Burned Rubber -- Dominate to Undrinkable

What does super strong Burned Rubber on nose and in the mouth to the degree of undrinkability indicate? Cooked Wine? Over the hill Oxidation? I had a 1999 Beaucastel Red that went down the drain last week. I’ve had at least a dozen of these over the last 10 years and all were fine, but a bit variable.

Over the last couple decades I’ve had a few 30 year old bordeaux show the same signs and were undrinkable, and I’d like to understand the cause as sound bottles should have been OK. [scratch.gif]


I find it much more common in Napa cabs than in European wines.


I find quite a bit of it in Southern Rhones and Spanish wines that are Grenache-based. I don’t think it’s a flaw and, even then, I hate it.

Same, I dont think its a flaw, but really not my style of wine

I experienced this in an Alban Grenache some years ago: not pleasurable.

I’ve had some burnt rubber aromas normally in South African wines (mainly seems to be more a thing of the past, since fewer and fewer South African wines show that character) but with Beaucastel I’ve normally had only brett. And it’s not that sweet, funky and leathery brett one usually comes across in, for example, older Rioja reds, but instead a distinct brett strain that gives this kind of dry, pungent and quite phenolic character. It seems to be a house flavor, since I’ve tasted it in several vintages - only the amount of this phenolic character seems to differ from vintage to vintage. It’s also the key character that has helped me pick Beaucastel out in blind tastings every now and then.

But yeah, the point being, I think the Beaucastel aroma and burnt rubber aromas are somewhat similar but still different. The SA reds feel more tarry, smoky and just more like burnt rubber, but I can understand why someone would describe the Beaucastel character with the same descriptor.

Most pronounced I’ve seen was on a bottle of Chateau de la Negly ‘La Porte du Ciel’ that was a special gift from my wife 8-10 years ago. The rubber scent was so pronounced that the three of us who tried it were all turned off and none of us finished a glass.

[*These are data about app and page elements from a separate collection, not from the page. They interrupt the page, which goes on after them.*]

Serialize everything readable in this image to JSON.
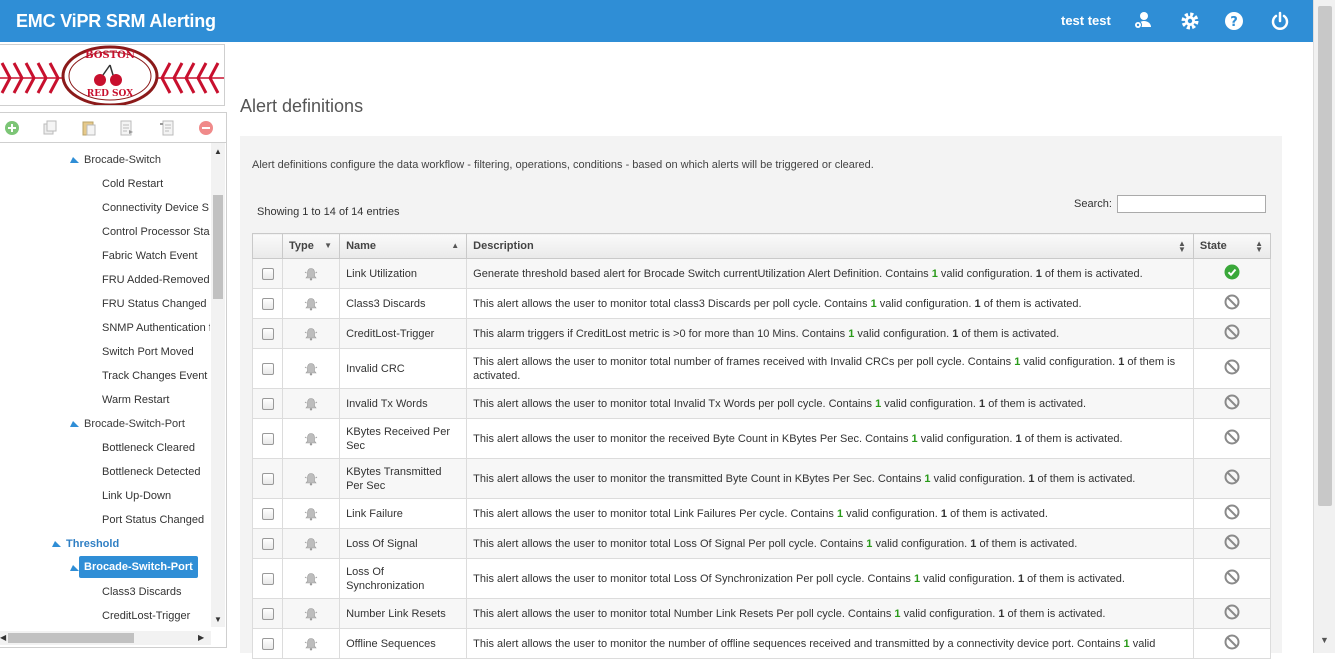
{
  "header": {
    "app_title": "EMC ViPR SRM Alerting",
    "user_name": "test test",
    "icons": [
      "users-icon",
      "gear-icon",
      "help-icon",
      "power-icon"
    ],
    "bg_color": "#2f8ed6"
  },
  "logo": {
    "text_top": "BOSTON",
    "text_bottom": "RED SOX"
  },
  "toolbar": {
    "buttons": [
      "add-icon",
      "copy-icon",
      "paste-icon",
      "export-icon",
      "import-icon",
      "delete-icon"
    ]
  },
  "tree": {
    "items": [
      {
        "label": "Brocade-Switch",
        "level": 1,
        "expandable": true
      },
      {
        "label": "Cold Restart",
        "level": 2
      },
      {
        "label": "Connectivity Device S",
        "level": 2
      },
      {
        "label": "Control Processor Sta",
        "level": 2
      },
      {
        "label": "Fabric Watch Event",
        "level": 2
      },
      {
        "label": "FRU Added-Removed",
        "level": 2
      },
      {
        "label": "FRU Status Changed",
        "level": 2
      },
      {
        "label": "SNMP Authentication f",
        "level": 2
      },
      {
        "label": "Switch Port Moved",
        "level": 2
      },
      {
        "label": "Track Changes Event",
        "level": 2
      },
      {
        "label": "Warm Restart",
        "level": 2
      },
      {
        "label": "Brocade-Switch-Port",
        "level": 1,
        "expandable": true
      },
      {
        "label": "Bottleneck Cleared",
        "level": 2
      },
      {
        "label": "Bottleneck Detected",
        "level": 2
      },
      {
        "label": "Link Up-Down",
        "level": 2
      },
      {
        "label": "Port Status Changed",
        "level": 2
      },
      {
        "label": "Threshold",
        "level": 0,
        "expandable": true
      },
      {
        "label": "Brocade-Switch-Port",
        "level": 1,
        "expandable": true,
        "selected": true
      },
      {
        "label": "Class3 Discards",
        "level": 2
      },
      {
        "label": "CreditLost-Trigger",
        "level": 2
      }
    ]
  },
  "main": {
    "title": "Alert definitions",
    "intro": "Alert definitions configure the data workflow - filtering, operations, conditions - based on which alerts will be triggered or cleared.",
    "showing": "Showing 1 to 14 of 14 entries",
    "search_label": "Search:",
    "search_value": "",
    "columns": {
      "type": "Type",
      "name": "Name",
      "description": "Description",
      "state": "State"
    },
    "rows": [
      {
        "name": "Link Utilization",
        "pre": "Generate threshold based alert for Brocade Switch currentUtilization Alert Definition. Contains ",
        "valid": "1",
        "mid": " valid configuration. ",
        "active": "1",
        "post": " of them is activated.",
        "state": "active"
      },
      {
        "name": "Class3 Discards",
        "pre": "This alert allows the user to monitor total class3 Discards per poll cycle. Contains ",
        "valid": "1",
        "mid": " valid configuration. ",
        "active": "1",
        "post": " of them is activated.",
        "state": "inactive"
      },
      {
        "name": "CreditLost-Trigger",
        "pre": "This alarm triggers if CreditLost metric is >0 for more than 10 Mins. Contains ",
        "valid": "1",
        "mid": " valid configuration. ",
        "active": "1",
        "post": " of them is activated.",
        "state": "inactive"
      },
      {
        "name": "Invalid CRC",
        "pre": "This alert allows the user to monitor total number of frames received with Invalid CRCs per poll cycle. Contains ",
        "valid": "1",
        "mid": " valid configuration. ",
        "active": "1",
        "post": " of them is activated.",
        "state": "inactive"
      },
      {
        "name": "Invalid Tx Words",
        "pre": "This alert allows the user to monitor total Invalid Tx Words per poll cycle. Contains ",
        "valid": "1",
        "mid": " valid configuration. ",
        "active": "1",
        "post": " of them is activated.",
        "state": "inactive"
      },
      {
        "name": "KBytes Received Per Sec",
        "pre": "This alert allows the user to monitor the received Byte Count in KBytes Per Sec. Contains ",
        "valid": "1",
        "mid": " valid configuration. ",
        "active": "1",
        "post": " of them is activated.",
        "state": "inactive"
      },
      {
        "name": "KBytes Transmitted Per Sec",
        "pre": "This alert allows the user to monitor the transmitted Byte Count in KBytes Per Sec. Contains ",
        "valid": "1",
        "mid": " valid configuration. ",
        "active": "1",
        "post": " of them is activated.",
        "state": "inactive"
      },
      {
        "name": "Link Failure",
        "pre": "This alert allows the user to monitor total Link Failures Per cycle. Contains ",
        "valid": "1",
        "mid": " valid configuration. ",
        "active": "1",
        "post": " of them is activated.",
        "state": "inactive"
      },
      {
        "name": "Loss Of Signal",
        "pre": "This alert allows the user to monitor total Loss Of Signal Per poll cycle. Contains ",
        "valid": "1",
        "mid": " valid configuration. ",
        "active": "1",
        "post": " of them is activated.",
        "state": "inactive"
      },
      {
        "name": "Loss Of Synchronization",
        "pre": "This alert allows the user to monitor total Loss Of Synchronization Per poll cycle. Contains ",
        "valid": "1",
        "mid": " valid configuration. ",
        "active": "1",
        "post": " of them is activated.",
        "state": "inactive"
      },
      {
        "name": "Number Link Resets",
        "pre": "This alert allows the user to monitor total Number Link Resets Per poll cycle. Contains ",
        "valid": "1",
        "mid": " valid configuration. ",
        "active": "1",
        "post": " of them is activated.",
        "state": "inactive"
      },
      {
        "name": "Offline Sequences",
        "pre": "This alert allows the user to monitor the number of offline sequences received and transmitted by a connectivity device port. Contains ",
        "valid": "1",
        "mid": " valid",
        "active": "",
        "post": "",
        "state": "inactive"
      }
    ]
  }
}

Bottle of Fess Parker Syrah was the worst I ever had, should have saved to bottle for teaching purposes.

This echoes my experience as well, along with some overwrought California reds and overly modern Rioja-Priorat-eastern Spanish

I pick up those kinds of notes in young syrah, at least to my senses.

For my tastes, No. Rhones need time to smooth out.

When I was younger I found those match stick smells more prominent, but maybe now wine making is better, or maybe I’m more tolerant, so it’s not as bad as I recall.

So interesting to hear so many folks having issues with grenaches or grenache-based wines. The variety tends to be more oxidative than reductive, so the ‘opposite’ usually occurs - these oxidize more often than get reduced.

It’s not surprising to hear about Syrahs and syrah-based wines having these issues - this variety tends to get a lot more reductive, and, if not taken care of, can get ‘reduced’, or develop mercaptans.


'90s red Beaucastel is brett, norm for them. Can’t recall one without, some showing just a bit, some full bloom. Have a bottle of '99 left and not sure I want to open it.

Is this an attribute where there is a wide variety of taste perception among people ? like TCA where sometimes it seems like just a touch makes something undrinkable for a few folks, and it takes a lot to affect others (like me)


I don’t think so - but one person’s ‘rubber tire’ might be another’s ‘herbaceous’ or ‘cigar smoke’. Scientifically, what I stated generally holds . . .


In 2008 international critics were reporting burned rubber (BR) tastes in South African reds. Some people said it was a South African attribute, many linking it especially to Pinotage.

Stellenbosch University set up a team to investigate. Their preliminary report in 2011 showed that BR was not identified as such by all tasters, and named several possible causes but they hadn’t found a single definite culprit.

I have a PDF of the page from Wineland trade magazine that carried the story that I’d be happy to email you (and anyone else) that asks

I find an initial whiff of burnt rubber interesting as long as it does not have substantivity

Had the same issue last week with a bottle of 2006 Clos Du Mont Olivet CDP and I dumped it down the drain for the same reason. I gagged my way thru half the bottle before I just gave up.